deadline for submissions: 
December 15, 2017
full name / name of organization: 
Tamara Girardi, HACC & Abigail G. Scheg
contact email: 

The demand for online education continues to grow. In fact, more than six million students are currently taking distance education courses. As online education steadily increases, students not participating in any distance education courses is decreasing; this number “dropped by almost one million between 2012 and 2015” (Allen and Seaman 3).

 

Although online education is increasing overall, it has significant meaning for some areas and demographics, such as rural communities, which have long struggled with lack of student engagement and dropout rates. For such areas, distance education offers vibrant and necessary educational opportunities for students who may otherwise not continue their educational journey. In addition, engaging, diverse, and inspiring educators who may not be available in certain areas can be brought in through technology (Nordine). 

 

To meet the needs of students, online pedagogy scholars persist in their efforts to ensure online education is as vibrant and effective as its onsite counterpart, if not more so. However, scholarship focusing on teaching creative writing, specifically, online is limited. As Bronwyn T. Williams rightfully points out, “the scholarship in creative writing pedagogy remains remarkably unengaged with digital technologies” (247). Given the youthfulness of creative writing scholarship, particularly when compared to other work that has taken the forefront in English studies, it is fair to assume that creative writing scholarship might be too limited at the present to include online education perhaps as it should. However, with this collection of essays, we aim to change that.

 

To that end, we welcome abstracts that address any of the following, specifically in the online learning environment:

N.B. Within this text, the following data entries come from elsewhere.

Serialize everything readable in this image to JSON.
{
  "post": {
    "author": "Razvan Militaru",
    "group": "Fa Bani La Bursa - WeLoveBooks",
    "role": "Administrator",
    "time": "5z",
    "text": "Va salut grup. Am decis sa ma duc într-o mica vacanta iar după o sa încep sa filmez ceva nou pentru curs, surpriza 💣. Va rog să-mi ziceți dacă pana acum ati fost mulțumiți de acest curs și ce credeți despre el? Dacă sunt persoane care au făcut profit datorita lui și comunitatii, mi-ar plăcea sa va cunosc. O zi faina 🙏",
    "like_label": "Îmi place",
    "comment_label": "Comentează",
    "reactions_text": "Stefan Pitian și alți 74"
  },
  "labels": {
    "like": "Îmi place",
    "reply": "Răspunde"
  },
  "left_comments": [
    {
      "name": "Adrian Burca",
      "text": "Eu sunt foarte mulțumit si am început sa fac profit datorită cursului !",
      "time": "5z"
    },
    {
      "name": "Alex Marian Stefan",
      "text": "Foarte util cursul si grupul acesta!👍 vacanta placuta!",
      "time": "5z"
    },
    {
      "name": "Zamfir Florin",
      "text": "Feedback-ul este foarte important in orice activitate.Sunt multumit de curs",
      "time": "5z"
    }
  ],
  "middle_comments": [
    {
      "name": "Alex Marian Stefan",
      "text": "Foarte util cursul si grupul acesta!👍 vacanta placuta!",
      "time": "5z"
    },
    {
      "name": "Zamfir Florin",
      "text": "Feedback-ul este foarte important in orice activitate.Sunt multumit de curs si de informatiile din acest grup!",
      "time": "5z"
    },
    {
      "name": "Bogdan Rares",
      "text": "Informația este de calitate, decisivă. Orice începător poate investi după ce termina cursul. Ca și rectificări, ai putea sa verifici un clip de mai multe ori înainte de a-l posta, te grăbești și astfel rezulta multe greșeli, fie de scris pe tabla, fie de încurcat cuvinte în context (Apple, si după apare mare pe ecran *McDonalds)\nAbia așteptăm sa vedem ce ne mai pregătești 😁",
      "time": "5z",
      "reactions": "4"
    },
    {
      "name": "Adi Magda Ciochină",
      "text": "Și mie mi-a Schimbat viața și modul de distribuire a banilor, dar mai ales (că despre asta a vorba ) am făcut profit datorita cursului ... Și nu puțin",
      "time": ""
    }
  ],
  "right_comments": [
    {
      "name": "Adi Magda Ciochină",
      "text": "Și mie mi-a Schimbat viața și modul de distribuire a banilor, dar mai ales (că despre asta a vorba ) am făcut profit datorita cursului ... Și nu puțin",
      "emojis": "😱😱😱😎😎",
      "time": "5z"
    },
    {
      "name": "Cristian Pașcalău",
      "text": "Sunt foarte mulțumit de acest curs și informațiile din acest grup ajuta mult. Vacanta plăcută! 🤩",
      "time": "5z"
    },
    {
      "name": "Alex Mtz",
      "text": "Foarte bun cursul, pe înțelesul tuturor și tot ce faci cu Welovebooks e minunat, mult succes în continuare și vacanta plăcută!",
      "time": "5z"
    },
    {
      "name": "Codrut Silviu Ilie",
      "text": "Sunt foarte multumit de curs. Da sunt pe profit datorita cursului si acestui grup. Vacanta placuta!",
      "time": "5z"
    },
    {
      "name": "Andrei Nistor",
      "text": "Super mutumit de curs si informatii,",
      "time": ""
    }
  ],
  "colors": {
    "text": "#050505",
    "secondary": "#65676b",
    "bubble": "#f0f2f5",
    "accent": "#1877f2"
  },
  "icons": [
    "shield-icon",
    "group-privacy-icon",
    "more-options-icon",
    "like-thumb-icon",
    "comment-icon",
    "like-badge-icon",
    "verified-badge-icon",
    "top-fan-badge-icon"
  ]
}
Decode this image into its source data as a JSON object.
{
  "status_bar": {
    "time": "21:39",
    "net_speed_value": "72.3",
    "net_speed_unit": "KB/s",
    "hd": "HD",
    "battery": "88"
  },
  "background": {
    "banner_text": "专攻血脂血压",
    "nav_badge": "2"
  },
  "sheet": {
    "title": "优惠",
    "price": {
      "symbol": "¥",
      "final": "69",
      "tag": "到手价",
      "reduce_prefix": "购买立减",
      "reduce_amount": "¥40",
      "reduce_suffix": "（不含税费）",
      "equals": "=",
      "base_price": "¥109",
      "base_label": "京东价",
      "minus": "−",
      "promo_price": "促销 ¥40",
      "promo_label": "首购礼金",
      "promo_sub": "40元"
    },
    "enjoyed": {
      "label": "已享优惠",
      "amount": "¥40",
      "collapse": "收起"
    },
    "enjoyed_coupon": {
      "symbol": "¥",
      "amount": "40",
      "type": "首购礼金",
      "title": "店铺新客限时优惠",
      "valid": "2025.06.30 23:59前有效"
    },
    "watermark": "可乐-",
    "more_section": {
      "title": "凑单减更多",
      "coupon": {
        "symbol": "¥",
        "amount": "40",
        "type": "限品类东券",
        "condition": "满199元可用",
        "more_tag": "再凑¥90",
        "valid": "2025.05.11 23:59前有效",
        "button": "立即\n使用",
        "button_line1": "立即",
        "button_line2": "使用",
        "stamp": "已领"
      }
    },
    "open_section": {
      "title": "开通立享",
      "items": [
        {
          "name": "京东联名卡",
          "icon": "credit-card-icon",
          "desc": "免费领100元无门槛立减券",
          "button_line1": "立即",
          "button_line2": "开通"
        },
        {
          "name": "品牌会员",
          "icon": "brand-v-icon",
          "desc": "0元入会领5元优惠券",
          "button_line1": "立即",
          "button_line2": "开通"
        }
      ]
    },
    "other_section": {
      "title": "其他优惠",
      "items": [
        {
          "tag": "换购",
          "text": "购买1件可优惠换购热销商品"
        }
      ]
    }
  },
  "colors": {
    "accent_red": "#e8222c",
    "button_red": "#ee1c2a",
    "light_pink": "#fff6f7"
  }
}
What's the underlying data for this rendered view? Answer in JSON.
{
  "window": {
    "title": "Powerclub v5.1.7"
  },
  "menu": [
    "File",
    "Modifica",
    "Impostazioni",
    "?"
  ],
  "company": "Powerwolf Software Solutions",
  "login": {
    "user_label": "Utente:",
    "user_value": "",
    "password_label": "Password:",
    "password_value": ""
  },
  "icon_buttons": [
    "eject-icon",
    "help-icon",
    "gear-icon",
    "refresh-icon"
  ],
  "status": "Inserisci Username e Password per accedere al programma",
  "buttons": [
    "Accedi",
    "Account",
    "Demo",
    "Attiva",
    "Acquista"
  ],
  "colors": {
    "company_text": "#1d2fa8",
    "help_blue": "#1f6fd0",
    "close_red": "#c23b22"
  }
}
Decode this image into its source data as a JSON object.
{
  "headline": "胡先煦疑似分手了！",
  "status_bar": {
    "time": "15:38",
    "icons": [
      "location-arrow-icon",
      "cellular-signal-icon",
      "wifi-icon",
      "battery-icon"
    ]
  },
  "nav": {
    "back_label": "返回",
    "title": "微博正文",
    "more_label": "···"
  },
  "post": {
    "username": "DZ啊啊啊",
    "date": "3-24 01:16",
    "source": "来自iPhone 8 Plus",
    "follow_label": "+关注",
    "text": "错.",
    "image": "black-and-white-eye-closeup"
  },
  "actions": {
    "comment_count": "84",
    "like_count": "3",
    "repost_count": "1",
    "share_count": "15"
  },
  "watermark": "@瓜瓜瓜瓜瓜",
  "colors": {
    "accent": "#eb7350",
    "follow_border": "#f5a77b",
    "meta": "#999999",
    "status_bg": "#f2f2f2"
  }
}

  • Pedagogical foundations and approaches for teaching creative writing or any aspect of it (i.e. genres, character development, setting, structure, dialogue, plot development)
  • How to balance craft with practical application
  • Best workshop practices
  • E-publication in student literary magazines
  • Publishing in general
  • Building effective online creative writing programs
  • Hosting guest speakers such as authors, editors, agents, etc.
  • Addressing concerns and criticisms of course and/or program effectiveness
  • Student expectations and engagement
  • Assessment of creative work

 

*As a point of clarification, we are open to discussions of pedagogical approaches in low residency creative writing programs as long as the essay focuses explicitly on the online education aspect of those programs.

 

Please send proposals of 250-350 words to CWOnlineText@gmail.com by December 15, 2017.